(Stored items from a collection)
═══

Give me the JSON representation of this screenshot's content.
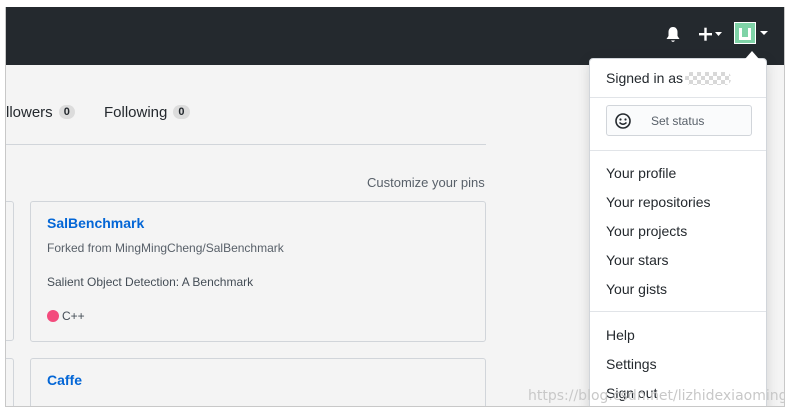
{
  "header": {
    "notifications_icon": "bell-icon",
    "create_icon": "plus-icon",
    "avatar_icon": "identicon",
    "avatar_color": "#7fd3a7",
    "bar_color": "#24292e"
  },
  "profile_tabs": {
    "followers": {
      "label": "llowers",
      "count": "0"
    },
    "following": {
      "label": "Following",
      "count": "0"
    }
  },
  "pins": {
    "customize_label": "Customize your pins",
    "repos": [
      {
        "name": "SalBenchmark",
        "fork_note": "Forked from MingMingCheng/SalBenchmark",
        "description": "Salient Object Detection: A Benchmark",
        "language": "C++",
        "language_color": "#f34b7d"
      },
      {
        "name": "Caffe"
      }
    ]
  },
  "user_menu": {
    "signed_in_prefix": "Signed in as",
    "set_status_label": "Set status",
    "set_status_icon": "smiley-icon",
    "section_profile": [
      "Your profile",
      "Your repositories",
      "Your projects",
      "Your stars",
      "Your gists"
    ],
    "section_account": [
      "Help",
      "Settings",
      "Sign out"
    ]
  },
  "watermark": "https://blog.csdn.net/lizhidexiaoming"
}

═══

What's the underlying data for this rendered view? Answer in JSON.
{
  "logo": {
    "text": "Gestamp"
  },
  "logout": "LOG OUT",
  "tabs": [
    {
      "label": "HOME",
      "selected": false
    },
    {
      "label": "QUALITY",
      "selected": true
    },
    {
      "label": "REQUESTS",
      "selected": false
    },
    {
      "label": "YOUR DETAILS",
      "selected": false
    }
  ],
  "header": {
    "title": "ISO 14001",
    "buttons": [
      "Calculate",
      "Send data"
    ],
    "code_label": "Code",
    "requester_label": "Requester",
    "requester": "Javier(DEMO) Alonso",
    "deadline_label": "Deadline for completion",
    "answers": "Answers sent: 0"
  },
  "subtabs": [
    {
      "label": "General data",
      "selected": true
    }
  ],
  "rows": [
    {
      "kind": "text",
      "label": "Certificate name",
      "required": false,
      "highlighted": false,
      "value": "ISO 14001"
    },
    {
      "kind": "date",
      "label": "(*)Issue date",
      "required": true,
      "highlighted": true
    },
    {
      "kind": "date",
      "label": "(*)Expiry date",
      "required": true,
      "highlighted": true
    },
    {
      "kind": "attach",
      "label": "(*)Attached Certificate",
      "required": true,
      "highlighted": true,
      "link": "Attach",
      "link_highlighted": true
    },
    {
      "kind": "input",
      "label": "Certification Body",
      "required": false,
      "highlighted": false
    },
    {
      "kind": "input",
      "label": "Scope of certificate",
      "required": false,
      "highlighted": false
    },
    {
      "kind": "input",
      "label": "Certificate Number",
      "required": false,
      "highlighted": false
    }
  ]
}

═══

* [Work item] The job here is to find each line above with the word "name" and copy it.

* [Problem solution]
        "name": "SalBenchmark",
        "name": "Caffe"
      "label": "Certificate name",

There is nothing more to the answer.